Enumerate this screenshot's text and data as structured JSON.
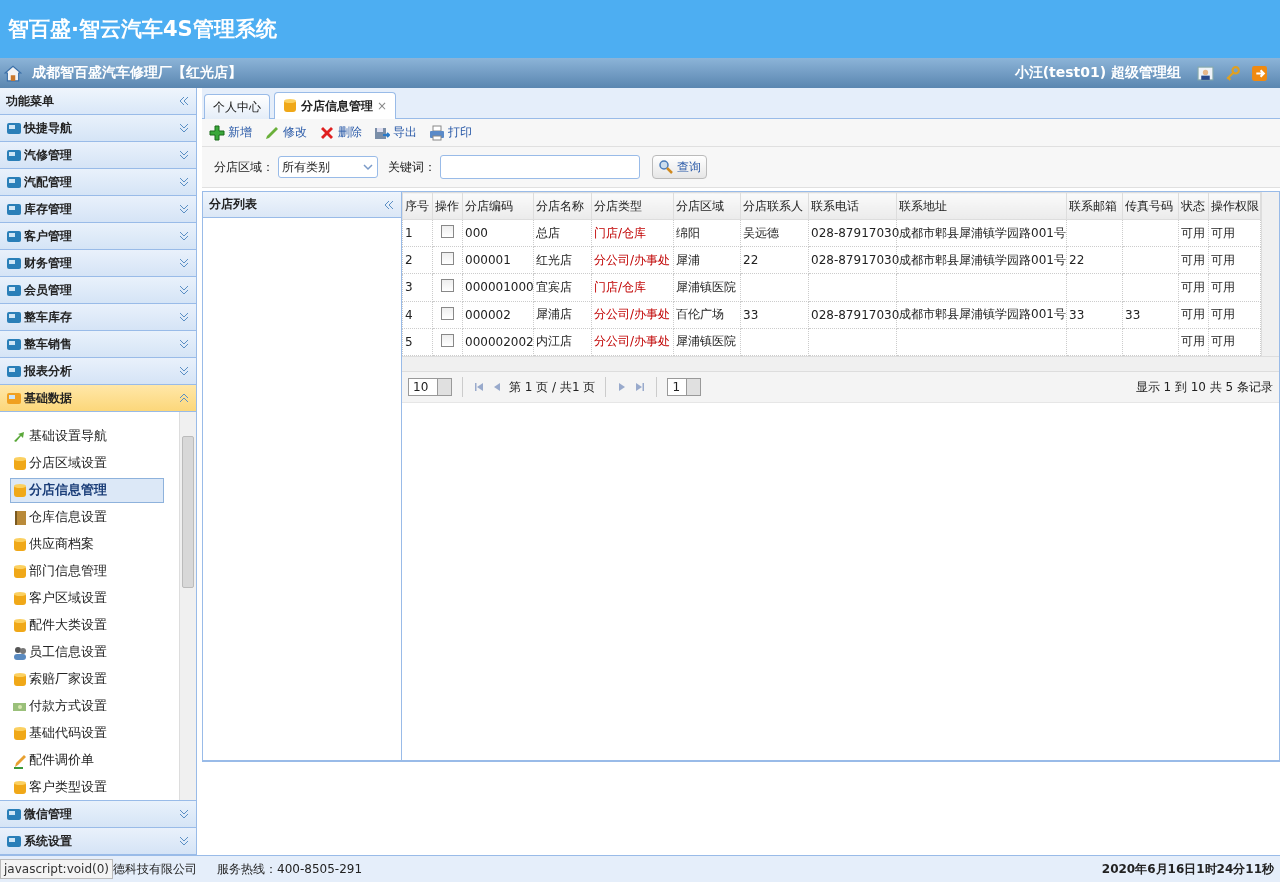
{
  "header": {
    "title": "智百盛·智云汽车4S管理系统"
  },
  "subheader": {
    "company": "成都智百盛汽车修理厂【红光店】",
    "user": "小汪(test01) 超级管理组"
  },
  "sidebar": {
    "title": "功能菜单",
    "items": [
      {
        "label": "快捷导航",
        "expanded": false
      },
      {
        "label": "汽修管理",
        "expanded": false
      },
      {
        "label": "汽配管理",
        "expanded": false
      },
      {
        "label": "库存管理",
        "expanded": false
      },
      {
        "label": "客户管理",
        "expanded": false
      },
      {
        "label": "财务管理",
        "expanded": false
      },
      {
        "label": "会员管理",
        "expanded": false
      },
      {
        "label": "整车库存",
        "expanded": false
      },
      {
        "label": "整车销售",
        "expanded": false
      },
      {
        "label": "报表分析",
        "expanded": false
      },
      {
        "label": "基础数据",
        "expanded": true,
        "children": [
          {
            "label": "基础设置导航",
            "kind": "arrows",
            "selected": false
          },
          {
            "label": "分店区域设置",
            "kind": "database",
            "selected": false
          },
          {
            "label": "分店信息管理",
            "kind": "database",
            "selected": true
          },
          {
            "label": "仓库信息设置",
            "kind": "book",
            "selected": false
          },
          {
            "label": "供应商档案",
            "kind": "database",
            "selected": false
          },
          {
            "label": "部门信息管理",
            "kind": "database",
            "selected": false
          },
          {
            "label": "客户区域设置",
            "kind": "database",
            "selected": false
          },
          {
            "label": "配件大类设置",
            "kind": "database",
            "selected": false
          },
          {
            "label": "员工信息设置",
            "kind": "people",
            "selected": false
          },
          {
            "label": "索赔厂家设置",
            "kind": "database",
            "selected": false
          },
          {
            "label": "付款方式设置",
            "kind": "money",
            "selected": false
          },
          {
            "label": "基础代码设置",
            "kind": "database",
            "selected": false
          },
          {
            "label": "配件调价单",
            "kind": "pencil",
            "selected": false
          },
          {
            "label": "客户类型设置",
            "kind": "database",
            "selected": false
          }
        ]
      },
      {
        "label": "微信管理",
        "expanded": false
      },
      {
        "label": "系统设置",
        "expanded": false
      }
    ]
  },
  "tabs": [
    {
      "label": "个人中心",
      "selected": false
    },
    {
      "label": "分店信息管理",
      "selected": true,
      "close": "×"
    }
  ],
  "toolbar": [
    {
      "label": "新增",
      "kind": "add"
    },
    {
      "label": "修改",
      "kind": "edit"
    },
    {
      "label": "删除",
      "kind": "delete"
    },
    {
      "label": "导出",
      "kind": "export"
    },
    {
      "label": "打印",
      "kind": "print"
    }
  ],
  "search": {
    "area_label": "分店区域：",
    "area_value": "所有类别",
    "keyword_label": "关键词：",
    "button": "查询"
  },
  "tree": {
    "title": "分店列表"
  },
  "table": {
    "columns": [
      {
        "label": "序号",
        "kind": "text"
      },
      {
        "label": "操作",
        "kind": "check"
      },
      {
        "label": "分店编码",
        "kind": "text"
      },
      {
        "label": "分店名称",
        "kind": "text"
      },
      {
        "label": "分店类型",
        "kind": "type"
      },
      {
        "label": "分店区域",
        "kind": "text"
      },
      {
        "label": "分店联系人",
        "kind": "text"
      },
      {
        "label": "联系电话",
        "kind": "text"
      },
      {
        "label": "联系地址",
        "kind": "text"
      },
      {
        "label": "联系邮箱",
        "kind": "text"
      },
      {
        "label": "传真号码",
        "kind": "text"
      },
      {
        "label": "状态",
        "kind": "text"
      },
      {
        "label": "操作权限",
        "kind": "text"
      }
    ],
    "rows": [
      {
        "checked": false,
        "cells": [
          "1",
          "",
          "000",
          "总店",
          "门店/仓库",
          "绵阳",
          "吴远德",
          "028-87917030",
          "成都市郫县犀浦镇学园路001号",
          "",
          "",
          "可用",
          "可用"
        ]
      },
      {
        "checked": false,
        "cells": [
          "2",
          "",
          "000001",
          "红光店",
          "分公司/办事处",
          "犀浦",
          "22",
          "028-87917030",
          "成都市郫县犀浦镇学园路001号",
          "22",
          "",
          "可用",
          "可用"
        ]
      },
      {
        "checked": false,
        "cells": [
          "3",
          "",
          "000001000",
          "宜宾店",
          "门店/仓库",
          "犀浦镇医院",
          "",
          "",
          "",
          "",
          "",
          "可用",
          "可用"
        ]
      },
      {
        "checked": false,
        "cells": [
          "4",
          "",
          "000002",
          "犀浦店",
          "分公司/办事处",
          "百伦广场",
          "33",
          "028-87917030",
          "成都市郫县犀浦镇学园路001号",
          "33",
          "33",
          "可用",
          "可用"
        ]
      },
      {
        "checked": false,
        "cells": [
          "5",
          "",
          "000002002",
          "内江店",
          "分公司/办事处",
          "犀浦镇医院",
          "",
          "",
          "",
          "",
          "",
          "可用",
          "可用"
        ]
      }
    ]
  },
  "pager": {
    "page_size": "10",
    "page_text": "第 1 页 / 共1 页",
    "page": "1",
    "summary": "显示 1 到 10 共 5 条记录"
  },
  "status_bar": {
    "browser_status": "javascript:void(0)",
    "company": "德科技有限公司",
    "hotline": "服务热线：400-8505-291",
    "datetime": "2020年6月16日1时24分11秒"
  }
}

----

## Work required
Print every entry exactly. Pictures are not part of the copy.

## Expected answer
Enumerate this screenshot's text and data as structured JSON.
{
  "header": {
    "title": "智百盛·智云汽车4S管理系统"
  },
  "subheader": {
    "company": "成都智百盛汽车修理厂【红光店】",
    "user": "小汪(test01) 超级管理组"
  },
  "sidebar": {
    "title": "功能菜单",
    "items": [
      {
        "label": "快捷导航",
        "expanded": false
      },
      {
        "label": "汽修管理",
        "expanded": false
      },
      {
        "label": "汽配管理",
        "expanded": false
      },
      {
        "label": "库存管理",
        "expanded": false
      },
      {
        "label": "客户管理",
        "expanded": false
      },
      {
        "label": "财务管理",
        "expanded": false
      },
      {
        "label": "会员管理",
        "expanded": false
      },
      {
        "label": "整车库存",
        "expanded": false
      },
      {
        "label": "整车销售",
        "expanded": false
      },
      {
        "label": "报表分析",
        "expanded": false
      },
      {
        "label": "基础数据",
        "expanded": true,
        "children": [
          {
            "label": "基础设置导航",
            "kind": "arrows",
            "selected": false
          },
          {
            "label": "分店区域设置",
            "kind": "database",
            "selected": false
          },
          {
            "label": "分店信息管理",
            "kind": "database",
            "selected": true
          },
          {
            "label": "仓库信息设置",
            "kind": "book",
            "selected": false
          },
          {
            "label": "供应商档案",
            "kind": "database",
            "selected": false
          },
          {
            "label": "部门信息管理",
            "kind": "database",
            "selected": false
          },
          {
            "label": "客户区域设置",
            "kind": "database",
            "selected": false
          },
          {
            "label": "配件大类设置",
            "kind": "database",
            "selected": false
          },
          {
            "label": "员工信息设置",
            "kind": "people",
            "selected": false
          },
          {
            "label": "索赔厂家设置",
            "kind": "database",
            "selected": false
          },
          {
            "label": "付款方式设置",
            "kind": "money",
            "selected": false
          },
          {
            "label": "基础代码设置",
            "kind": "database",
            "selected": false
          },
          {
            "label": "配件调价单",
            "kind": "pencil",
            "selected": false
          },
          {
            "label": "客户类型设置",
            "kind": "database",
            "selected": false
          }
        ]
      },
      {
        "label": "微信管理",
        "expanded": false
      },
      {
        "label": "系统设置",
        "expanded": false
      }
    ]
  },
  "tabs": [
    {
      "label": "个人中心",
      "selected": false
    },
    {
      "label": "分店信息管理",
      "selected": true,
      "close": "×"
    }
  ],
  "toolbar": [
    {
      "label": "新增",
      "kind": "add"
    },
    {
      "label": "修改",
      "kind": "edit"
    },
    {
      "label": "删除",
      "kind": "delete"
    },
    {
      "label": "导出",
      "kind": "export"
    },
    {
      "label": "打印",
      "kind": "print"
    }
  ],
  "search": {
    "area_label": "分店区域：",
    "area_value": "所有类别",
    "keyword_label": "关键词：",
    "button": "查询"
  },
  "tree": {
    "title": "分店列表"
  },
  "table": {
    "columns": [
      {
        "label": "序号",
        "kind": "text"
      },
      {
        "label": "操作",
        "kind": "check"
      },
      {
        "label": "分店编码",
        "kind": "text"
      },
      {
        "label": "分店名称",
        "kind": "text"
      },
      {
        "label": "分店类型",
        "kind": "type"
      },
      {
        "label": "分店区域",
        "kind": "text"
      },
      {
        "label": "分店联系人",
        "kind": "text"
      },
      {
        "label": "联系电话",
        "kind": "text"
      },
      {
        "label": "联系地址",
        "kind": "text"
      },
      {
        "label": "联系邮箱",
        "kind": "text"
      },
      {
        "label": "传真号码",
        "kind": "text"
      },
      {
        "label": "状态",
        "kind": "text"
      },
      {
        "label": "操作权限",
        "kind": "text"
      }
    ],
    "rows": [
      {
        "checked": false,
        "cells": [
          "1",
          "",
          "000",
          "总店",
          "门店/仓库",
          "绵阳",
          "吴远德",
          "028-87917030",
          "成都市郫县犀浦镇学园路001号",
          "",
          "",
          "可用",
          "可用"
        ]
      },
      {
        "checked": false,
        "cells": [
          "2",
          "",
          "000001",
          "红光店",
          "分公司/办事处",
          "犀浦",
          "22",
          "028-87917030",
          "成都市郫县犀浦镇学园路001号",
          "22",
          "",
          "可用",
          "可用"
        ]
      },
      {
        "checked": false,
        "cells": [
          "3",
          "",
          "000001000",
          "宜宾店",
          "门店/仓库",
          "犀浦镇医院",
          "",
          "",
          "",
          "",
          "",
          "可用",
          "可用"
        ]
      },
      {
        "checked": false,
        "cells": [
          "4",
          "",
          "000002",
          "犀浦店",
          "分公司/办事处",
          "百伦广场",
          "33",
          "028-87917030",
          "成都市郫县犀浦镇学园路001号",
          "33",
          "33",
          "可用",
          "可用"
        ]
      },
      {
        "checked": false,
        "cells": [
          "5",
          "",
          "000002002",
          "内江店",
          "分公司/办事处",
          "犀浦镇医院",
          "",
          "",
          "",
          "",
          "",
          "可用",
          "可用"
        ]
      }
    ]
  },
  "pager": {
    "page_size": "10",
    "page_text": "第 1 页 / 共1 页",
    "page": "1",
    "summary": "显示 1 到 10 共 5 条记录"
  },
  "status_bar": {
    "browser_status": "javascript:void(0)",
    "company": "德科技有限公司",
    "hotline": "服务热线：400-8505-291",
    "datetime": "2020年6月16日1时24分11秒"
  }
}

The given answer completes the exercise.